What's Pacing?

“Pacing is the heartbeat of your story. It’s the rhythm that keeps your narrative on track, scene after scene.”[1]

Many people said after reading An Unexpected Death, “I couldn’t put it down.” That told me somehow I got the pacing right. It’s the pace that keeps the story moving, and keeps readers turning pages. So how did I do that?

I kept the chapters short.  I tried to have a strong first sentence and a strong last sentence with just enough description in between kept the story moving. 

Think of your story as having hills and valleys. As you ramp up the tension with conflicts, so too do you need to provide your readers some relief from that stress.

Paragraphs should be kept short and not bog down in the middle. When forming sentences watch for excess baggage – information that is not needed. Look for unnecessary words and phrases, and get rid of them. Make every word work!

[1] Pereira, Gabriela. “Climax and Conclusion,” Writer’s Digest, October 2016, p. 54.

Monday, August 15, 2016

What She Left Behind

It’s always exciting to discover a new author, and that’s exactly what happened a month ago. I was shelving new and returned books at our small Lodge library when I noticed a book by Ellen Marie Wiseman. The title, What She Left Behind, was similar to the Willard Psychiatric Center suitcase story, The Lives They Left Behind: Suitcases from a State Hospital Attic. When the hospital closed in 1995, the workers there discovered hundreds of suitcases abandoned in the attic of one of the buildings. The contents of the suitcases bore witness to the lives of those who were committed to that institution. To learn more about the suitcase project and even read some of the owner’s bios, check the website.

Ms. Wiseman took the event of finding the suitcases and turned it into a fictional tale of how Clara Cartwright’s father institutionalized her because she didn’t obey him. Clara’s story is set in 1929. Woven through the book is Izzy Stone’s story. Izzy is a foster child with an upsetting family background. She is pulled into volunteering for the suitcase project by her foster mother, and it is Izzy who find’s Clara’s suitcase. Izzy is intrigued with what she finds and through the process of learning more about Clara, Izzy learns more about herself and her family.

Ms. Wiseman’s first book is The Plum Tree.
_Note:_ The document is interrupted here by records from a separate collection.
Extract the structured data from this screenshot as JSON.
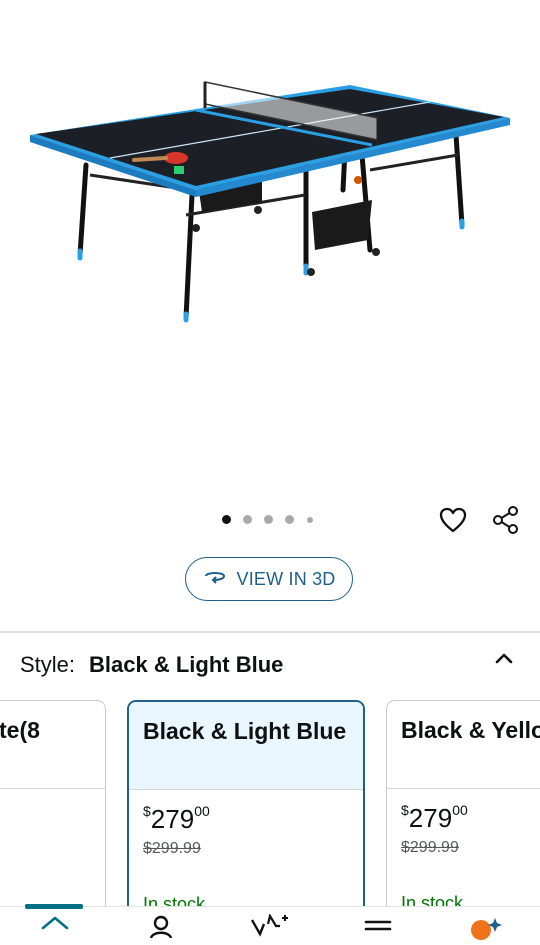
{
  "carousel": {
    "dot_count": 5,
    "active_index": 0
  },
  "actions": {
    "wishlist_icon": "heart-icon",
    "share_icon": "share-icon"
  },
  "view3d": {
    "label": "VIEW IN 3D",
    "icon": "rotate-3d-icon"
  },
  "style_selector": {
    "label": "Style:",
    "value": "Black & Light Blue",
    "toggle_icon": "chevron-up-icon"
  },
  "cards": [
    {
      "title": "te(8",
      "price_whole": "",
      "price_fraction": "",
      "list_price": "",
      "stock": ""
    },
    {
      "title": "Black & Light Blue",
      "price_whole": "279",
      "price_fraction": "00",
      "list_price": "$299.99",
      "stock": "In stock",
      "currency": "$"
    },
    {
      "title": "Black & Yello",
      "price_whole": "279",
      "price_fraction": "00",
      "list_price": "$299.99",
      "stock": "In stock",
      "currency": "$"
    }
  ],
  "bottom_nav": {
    "items": [
      {
        "icon": "home-icon",
        "active": true
      },
      {
        "icon": "account-icon",
        "active": false
      },
      {
        "icon": "ai-assistant-icon",
        "active": false
      },
      {
        "icon": "menu-icon",
        "active": false
      },
      {
        "icon": "rufus-icon",
        "active": false
      }
    ]
  },
  "colors": {
    "accent": "#1f5f8b",
    "table_blue": "#3aa0e0",
    "nav_active": "#007185",
    "stock_green": "#007600"
  }
}
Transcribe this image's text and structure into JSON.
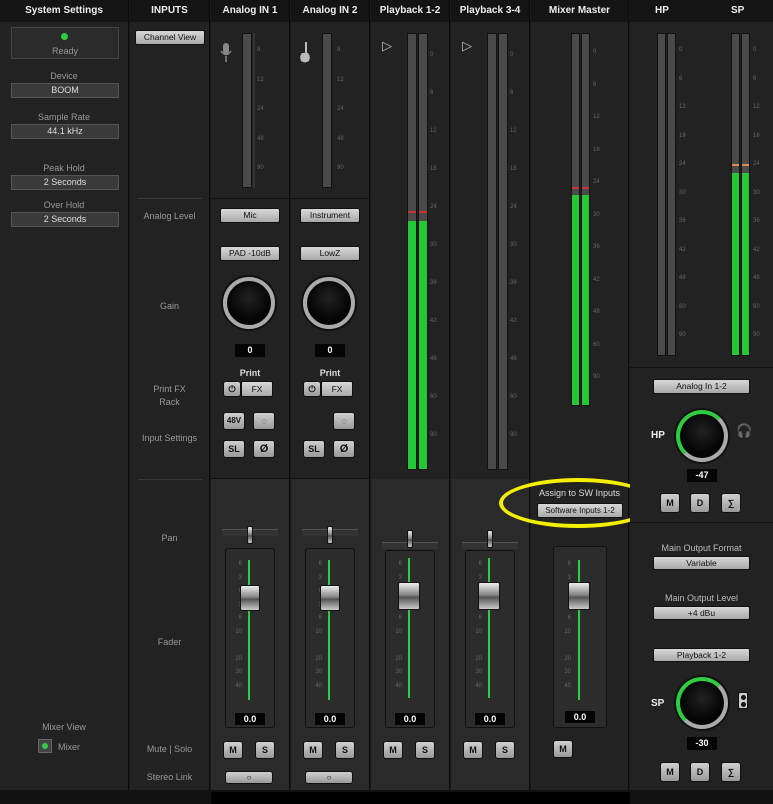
{
  "system": {
    "title": "System Settings",
    "status": "Ready",
    "device_label": "Device",
    "device": "BOOM",
    "sample_rate_label": "Sample Rate",
    "sample_rate": "44.1 kHz",
    "peak_hold_label": "Peak Hold",
    "peak_hold": "2 Seconds",
    "over_hold_label": "Over Hold",
    "over_hold": "2 Seconds",
    "mixer_view_label": "Mixer View",
    "mixer_option": "Mixer"
  },
  "inputs": {
    "title": "INPUTS",
    "channel_view": "Channel View",
    "analog_level": "Analog Level",
    "gain": "Gain",
    "print_fx_rack": "Print FX Rack",
    "input_settings": "Input Settings",
    "pan": "Pan",
    "fader": "Fader",
    "mute_solo": "Mute | Solo",
    "stereo_link": "Stereo Link"
  },
  "channels": {
    "analog1": {
      "title": "Analog IN 1",
      "level": "Mic",
      "pad": "PAD -10dB",
      "gain": "0",
      "print": "Print",
      "fx": "FX",
      "v48": "48V",
      "sl": "SL",
      "phase": "Ø",
      "fader": "0.0",
      "m": "M",
      "s": "S",
      "link": "○"
    },
    "analog2": {
      "title": "Analog IN 2",
      "level": "Instrument",
      "pad": "LowZ",
      "gain": "0",
      "print": "Print",
      "fx": "FX",
      "sl": "SL",
      "phase": "Ø",
      "fader": "0.0",
      "m": "M",
      "s": "S",
      "link": "○"
    },
    "pb12": {
      "title": "Playback 1-2",
      "fader": "0.0",
      "m": "M",
      "s": "S"
    },
    "pb34": {
      "title": "Playback 3-4",
      "fader": "0.0",
      "m": "M",
      "s": "S"
    },
    "master": {
      "title": "Mixer Master",
      "assign_label": "Assign to SW Inputs",
      "assign_value": "Software Inputs 1-2",
      "fader": "0.0",
      "m": "M"
    }
  },
  "output": {
    "hp_title": "HP",
    "sp_title": "SP",
    "hp_source": "Analog In 1-2",
    "hp_label": "HP",
    "hp_value": "-47",
    "main_format_label": "Main Output Format",
    "main_format": "Variable",
    "main_level_label": "Main Output Level",
    "main_level": "+4 dBu",
    "sp_source": "Playback 1-2",
    "sp_label": "SP",
    "sp_value": "-30",
    "m": "M",
    "d": "D",
    "sum": "∑"
  },
  "meter_scale": [
    "0",
    "6",
    "12",
    "18",
    "24",
    "30",
    "36",
    "42",
    "48",
    "60",
    "90"
  ],
  "fader_scale": [
    "6",
    "3",
    "0",
    "3",
    "6",
    "10",
    "20",
    "30",
    "40"
  ],
  "colors": {
    "meter_green": "#22c935",
    "highlight": "#f4ee00",
    "status": "#2ecc40"
  }
}
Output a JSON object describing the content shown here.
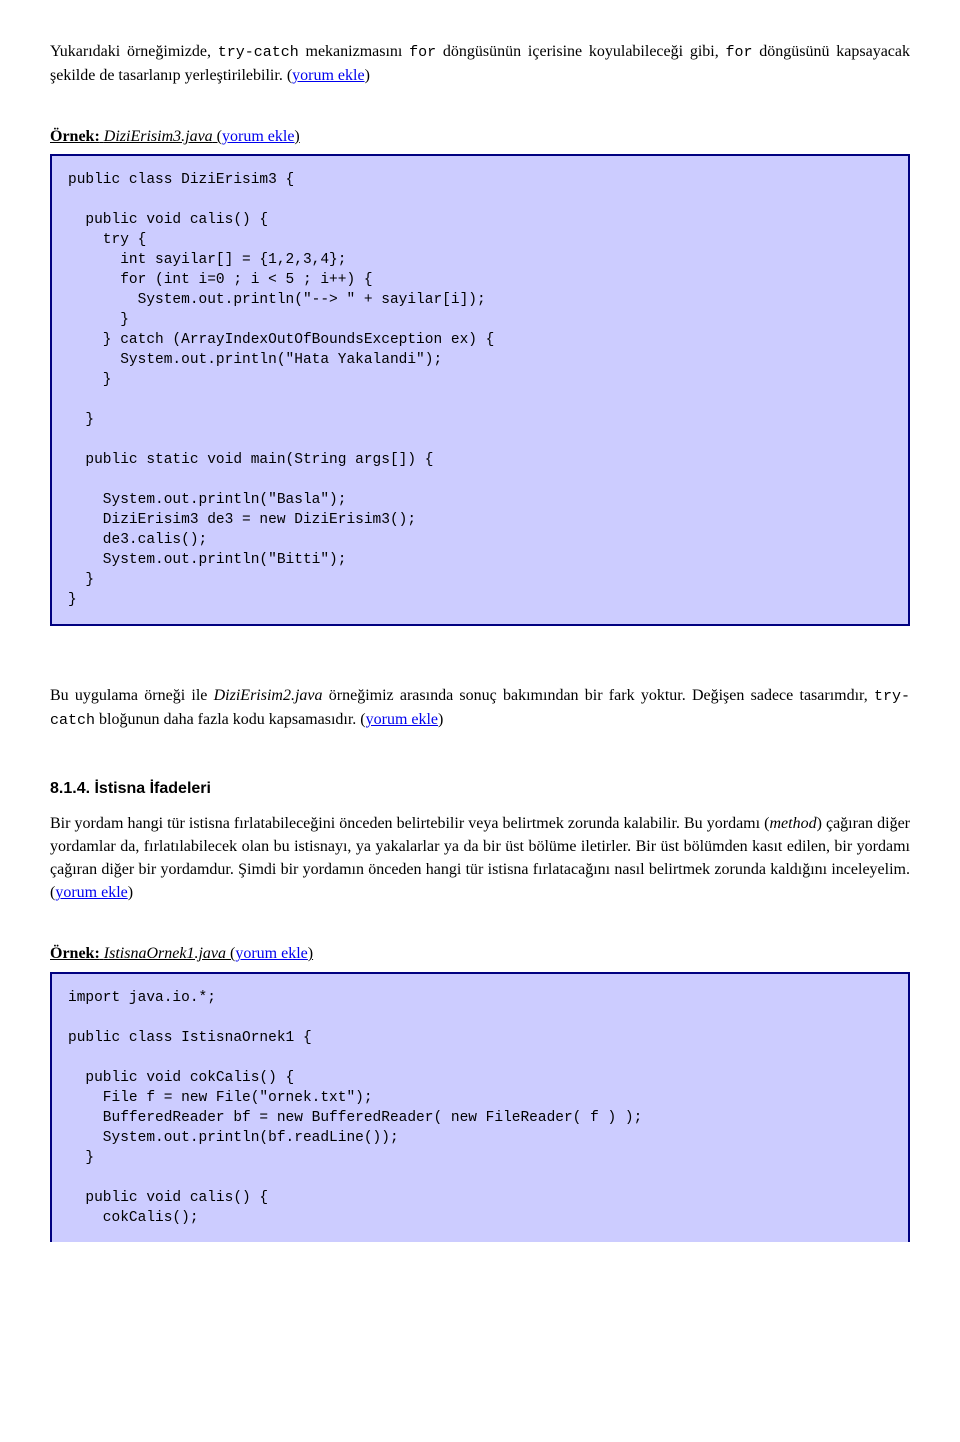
{
  "para1": {
    "a": "Yukarıdaki örneğimizde, ",
    "mono1": "try-catch",
    "b": " mekanizmasını ",
    "mono2": "for",
    "c": " döngüsünün içerisine koyulabileceği gibi, ",
    "mono3": "for",
    "d": " döngüsünü kapsayacak şekilde de tasarlanıp yerleştirilebilir. (",
    "link": "yorum ekle",
    "e": ")"
  },
  "example1": {
    "label": "Örnek:",
    "filename": "DiziErisim3.java",
    "open": " (",
    "link": "yorum ekle",
    "close": ")"
  },
  "code1": "public class DiziErisim3 {\n\n  public void calis() {\n    try {\n      int sayilar[] = {1,2,3,4};\n      for (int i=0 ; i < 5 ; i++) {\n        System.out.println(\"--> \" + sayilar[i]);\n      }\n    } catch (ArrayIndexOutOfBoundsException ex) {\n      System.out.println(\"Hata Yakalandi\");\n    }\n\n  }\n\n  public static void main(String args[]) {\n\n    System.out.println(\"Basla\");\n    DiziErisim3 de3 = new DiziErisim3();\n    de3.calis();\n    System.out.println(\"Bitti\");\n  }\n}",
  "para2": {
    "a": "Bu uygulama örneği ile ",
    "i1": "DiziErisim2.java",
    "b": " örneğimiz arasında sonuç bakımından bir fark yoktur. Değişen sadece tasarımdır, ",
    "mono1": "try-catch",
    "c": " bloğunun daha fazla kodu kapsamasıdır. (",
    "link": "yorum ekle",
    "d": ")"
  },
  "section": "8.1.4. İstisna İfadeleri",
  "para3": {
    "a": "Bir yordam hangi tür istisna fırlatabileceğini önceden belirtebilir veya belirtmek zorunda kalabilir. Bu yordamı (",
    "i1": "method",
    "b": ") çağıran diğer yordamlar da, fırlatılabilecek olan bu istisnayı, ya yakalarlar ya da bir üst bölüme iletirler. Bir üst bölümden kasıt edilen, bir yordamı çağıran diğer bir yordamdur. Şimdi bir yordamın önceden hangi tür istisna fırlatacağını nasıl belirtmek zorunda kaldığını inceleyelim. (",
    "link": "yorum ekle",
    "c": ")"
  },
  "example2": {
    "label": "Örnek:",
    "filename": "IstisnaOrnek1.java",
    "open": " (",
    "link": "yorum ekle",
    "close": ")"
  },
  "code2": "import java.io.*;\n\npublic class IstisnaOrnek1 {\n\n  public void cokCalis() {\n    File f = new File(\"ornek.txt\");\n    BufferedReader bf = new BufferedReader( new FileReader( f ) );\n    System.out.println(bf.readLine());\n  }\n\n  public void calis() {\n    cokCalis();"
}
When I emailed to tell her how much I enjoyed the book, she replied that she had just submitted her third book to the publisher.